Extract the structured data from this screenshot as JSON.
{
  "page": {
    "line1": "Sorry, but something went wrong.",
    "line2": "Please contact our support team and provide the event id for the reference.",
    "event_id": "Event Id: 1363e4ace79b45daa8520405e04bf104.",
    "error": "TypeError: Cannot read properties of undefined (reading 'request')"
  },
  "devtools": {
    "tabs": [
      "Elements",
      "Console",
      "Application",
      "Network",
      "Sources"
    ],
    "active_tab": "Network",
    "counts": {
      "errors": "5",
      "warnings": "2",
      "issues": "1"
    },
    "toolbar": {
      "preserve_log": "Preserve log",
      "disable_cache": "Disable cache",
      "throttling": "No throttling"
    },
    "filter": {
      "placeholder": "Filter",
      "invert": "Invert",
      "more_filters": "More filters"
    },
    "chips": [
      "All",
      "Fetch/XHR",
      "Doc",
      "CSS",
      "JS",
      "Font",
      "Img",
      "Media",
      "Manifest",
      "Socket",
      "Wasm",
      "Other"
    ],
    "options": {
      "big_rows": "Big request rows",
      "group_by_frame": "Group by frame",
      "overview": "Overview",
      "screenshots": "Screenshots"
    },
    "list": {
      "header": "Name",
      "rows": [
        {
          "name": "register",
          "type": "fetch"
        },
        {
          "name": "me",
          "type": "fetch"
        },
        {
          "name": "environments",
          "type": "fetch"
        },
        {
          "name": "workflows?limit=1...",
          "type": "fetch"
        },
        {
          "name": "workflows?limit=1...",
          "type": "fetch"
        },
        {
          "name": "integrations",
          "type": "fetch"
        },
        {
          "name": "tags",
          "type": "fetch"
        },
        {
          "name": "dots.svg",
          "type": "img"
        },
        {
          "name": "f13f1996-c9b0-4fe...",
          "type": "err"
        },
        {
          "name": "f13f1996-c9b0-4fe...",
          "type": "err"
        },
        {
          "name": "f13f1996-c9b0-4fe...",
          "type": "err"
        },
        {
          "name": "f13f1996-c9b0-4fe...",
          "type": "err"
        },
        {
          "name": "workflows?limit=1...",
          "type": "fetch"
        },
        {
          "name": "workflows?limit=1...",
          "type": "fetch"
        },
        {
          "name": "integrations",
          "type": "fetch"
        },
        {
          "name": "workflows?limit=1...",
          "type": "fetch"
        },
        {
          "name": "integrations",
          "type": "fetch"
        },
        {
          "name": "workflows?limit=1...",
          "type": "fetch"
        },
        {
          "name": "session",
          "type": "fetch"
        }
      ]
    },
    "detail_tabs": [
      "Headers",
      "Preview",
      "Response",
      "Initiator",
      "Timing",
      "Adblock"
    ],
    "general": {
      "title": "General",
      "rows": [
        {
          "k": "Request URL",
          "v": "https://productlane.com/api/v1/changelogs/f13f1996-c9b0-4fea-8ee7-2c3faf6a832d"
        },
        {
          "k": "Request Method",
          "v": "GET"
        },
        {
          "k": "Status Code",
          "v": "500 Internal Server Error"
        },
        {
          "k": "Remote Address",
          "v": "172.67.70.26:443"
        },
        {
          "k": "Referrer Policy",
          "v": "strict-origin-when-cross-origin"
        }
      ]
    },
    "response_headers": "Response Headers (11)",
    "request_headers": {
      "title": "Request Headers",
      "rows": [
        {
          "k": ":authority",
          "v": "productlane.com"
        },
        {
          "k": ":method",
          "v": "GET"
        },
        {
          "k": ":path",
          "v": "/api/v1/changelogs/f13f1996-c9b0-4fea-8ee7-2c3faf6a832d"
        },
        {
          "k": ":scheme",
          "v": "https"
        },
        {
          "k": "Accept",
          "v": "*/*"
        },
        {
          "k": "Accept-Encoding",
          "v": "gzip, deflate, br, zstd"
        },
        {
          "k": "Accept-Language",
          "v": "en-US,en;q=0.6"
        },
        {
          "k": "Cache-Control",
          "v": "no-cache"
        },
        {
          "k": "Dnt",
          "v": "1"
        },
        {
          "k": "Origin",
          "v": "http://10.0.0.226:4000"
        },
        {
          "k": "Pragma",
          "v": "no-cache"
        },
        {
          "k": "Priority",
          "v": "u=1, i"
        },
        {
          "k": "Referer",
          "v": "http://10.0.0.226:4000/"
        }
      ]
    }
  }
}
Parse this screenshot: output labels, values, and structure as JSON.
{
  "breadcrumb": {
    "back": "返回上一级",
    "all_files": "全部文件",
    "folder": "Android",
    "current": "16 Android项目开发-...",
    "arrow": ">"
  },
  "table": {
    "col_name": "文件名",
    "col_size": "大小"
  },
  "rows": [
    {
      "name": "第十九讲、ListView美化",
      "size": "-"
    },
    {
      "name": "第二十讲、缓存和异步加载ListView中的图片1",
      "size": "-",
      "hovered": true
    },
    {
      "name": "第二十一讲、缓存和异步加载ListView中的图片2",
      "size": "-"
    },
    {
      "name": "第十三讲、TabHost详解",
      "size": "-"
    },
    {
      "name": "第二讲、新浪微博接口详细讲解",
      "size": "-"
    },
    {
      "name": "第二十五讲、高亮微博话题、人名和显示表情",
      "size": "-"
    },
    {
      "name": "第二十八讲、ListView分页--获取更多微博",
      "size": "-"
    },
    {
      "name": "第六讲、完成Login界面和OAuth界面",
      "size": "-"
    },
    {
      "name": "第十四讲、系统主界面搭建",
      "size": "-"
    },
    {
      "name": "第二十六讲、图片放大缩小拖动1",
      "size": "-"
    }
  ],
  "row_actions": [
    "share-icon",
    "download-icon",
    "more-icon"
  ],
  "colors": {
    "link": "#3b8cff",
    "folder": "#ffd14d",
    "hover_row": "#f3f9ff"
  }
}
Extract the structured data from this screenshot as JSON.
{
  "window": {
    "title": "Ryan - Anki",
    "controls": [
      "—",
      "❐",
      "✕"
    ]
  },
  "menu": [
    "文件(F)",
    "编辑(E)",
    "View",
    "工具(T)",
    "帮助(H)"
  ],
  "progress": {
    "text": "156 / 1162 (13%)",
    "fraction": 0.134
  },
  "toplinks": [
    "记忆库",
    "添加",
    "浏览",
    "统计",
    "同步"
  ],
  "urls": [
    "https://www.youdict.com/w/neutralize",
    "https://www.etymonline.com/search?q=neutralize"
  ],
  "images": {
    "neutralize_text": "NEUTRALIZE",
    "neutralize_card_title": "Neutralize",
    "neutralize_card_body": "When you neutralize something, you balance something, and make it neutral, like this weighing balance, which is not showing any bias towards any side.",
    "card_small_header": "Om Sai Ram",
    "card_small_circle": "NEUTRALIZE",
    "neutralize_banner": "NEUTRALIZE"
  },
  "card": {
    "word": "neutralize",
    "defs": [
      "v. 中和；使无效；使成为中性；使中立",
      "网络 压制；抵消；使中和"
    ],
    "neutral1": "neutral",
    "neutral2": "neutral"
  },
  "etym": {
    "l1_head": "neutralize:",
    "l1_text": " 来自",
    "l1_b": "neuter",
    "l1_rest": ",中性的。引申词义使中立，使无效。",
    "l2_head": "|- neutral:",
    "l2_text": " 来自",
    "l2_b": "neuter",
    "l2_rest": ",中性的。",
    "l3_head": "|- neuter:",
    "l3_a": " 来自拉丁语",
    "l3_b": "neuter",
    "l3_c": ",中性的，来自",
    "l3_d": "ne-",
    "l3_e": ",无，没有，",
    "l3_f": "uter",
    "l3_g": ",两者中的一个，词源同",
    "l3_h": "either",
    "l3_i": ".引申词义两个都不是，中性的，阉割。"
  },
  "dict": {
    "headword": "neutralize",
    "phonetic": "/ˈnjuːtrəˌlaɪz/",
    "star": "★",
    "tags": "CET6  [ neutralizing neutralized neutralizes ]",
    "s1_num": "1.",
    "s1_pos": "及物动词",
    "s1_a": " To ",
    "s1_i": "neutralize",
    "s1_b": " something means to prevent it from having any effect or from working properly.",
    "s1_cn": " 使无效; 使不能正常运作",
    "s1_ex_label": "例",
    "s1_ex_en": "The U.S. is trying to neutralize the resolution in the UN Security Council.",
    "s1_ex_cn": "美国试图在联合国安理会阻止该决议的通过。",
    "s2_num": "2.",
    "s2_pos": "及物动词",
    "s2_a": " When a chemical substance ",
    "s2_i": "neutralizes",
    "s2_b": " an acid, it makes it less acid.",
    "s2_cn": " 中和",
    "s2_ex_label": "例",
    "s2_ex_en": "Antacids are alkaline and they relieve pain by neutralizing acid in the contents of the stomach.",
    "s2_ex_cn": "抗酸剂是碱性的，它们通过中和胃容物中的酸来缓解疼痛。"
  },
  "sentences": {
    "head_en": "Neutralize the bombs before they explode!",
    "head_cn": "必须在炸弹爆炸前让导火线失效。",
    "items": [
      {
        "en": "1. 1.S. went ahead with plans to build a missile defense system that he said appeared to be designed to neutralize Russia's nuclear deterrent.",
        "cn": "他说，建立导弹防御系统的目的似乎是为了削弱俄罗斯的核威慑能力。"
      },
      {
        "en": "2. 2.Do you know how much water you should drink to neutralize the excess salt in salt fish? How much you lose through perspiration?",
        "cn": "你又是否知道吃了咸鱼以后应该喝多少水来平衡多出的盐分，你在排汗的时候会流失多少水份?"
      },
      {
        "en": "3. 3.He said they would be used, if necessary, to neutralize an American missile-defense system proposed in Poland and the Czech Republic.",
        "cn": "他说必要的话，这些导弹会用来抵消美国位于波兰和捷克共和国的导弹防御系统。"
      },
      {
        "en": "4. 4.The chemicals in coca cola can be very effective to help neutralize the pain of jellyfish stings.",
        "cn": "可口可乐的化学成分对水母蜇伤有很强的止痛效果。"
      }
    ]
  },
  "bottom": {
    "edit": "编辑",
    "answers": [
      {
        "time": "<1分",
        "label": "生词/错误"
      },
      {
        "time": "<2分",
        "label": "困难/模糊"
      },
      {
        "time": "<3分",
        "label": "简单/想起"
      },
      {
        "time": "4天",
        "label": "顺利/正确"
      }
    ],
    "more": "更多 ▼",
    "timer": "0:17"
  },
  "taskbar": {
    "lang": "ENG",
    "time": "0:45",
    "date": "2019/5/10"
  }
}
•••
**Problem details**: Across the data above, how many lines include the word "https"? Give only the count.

**Exercise answer**: 4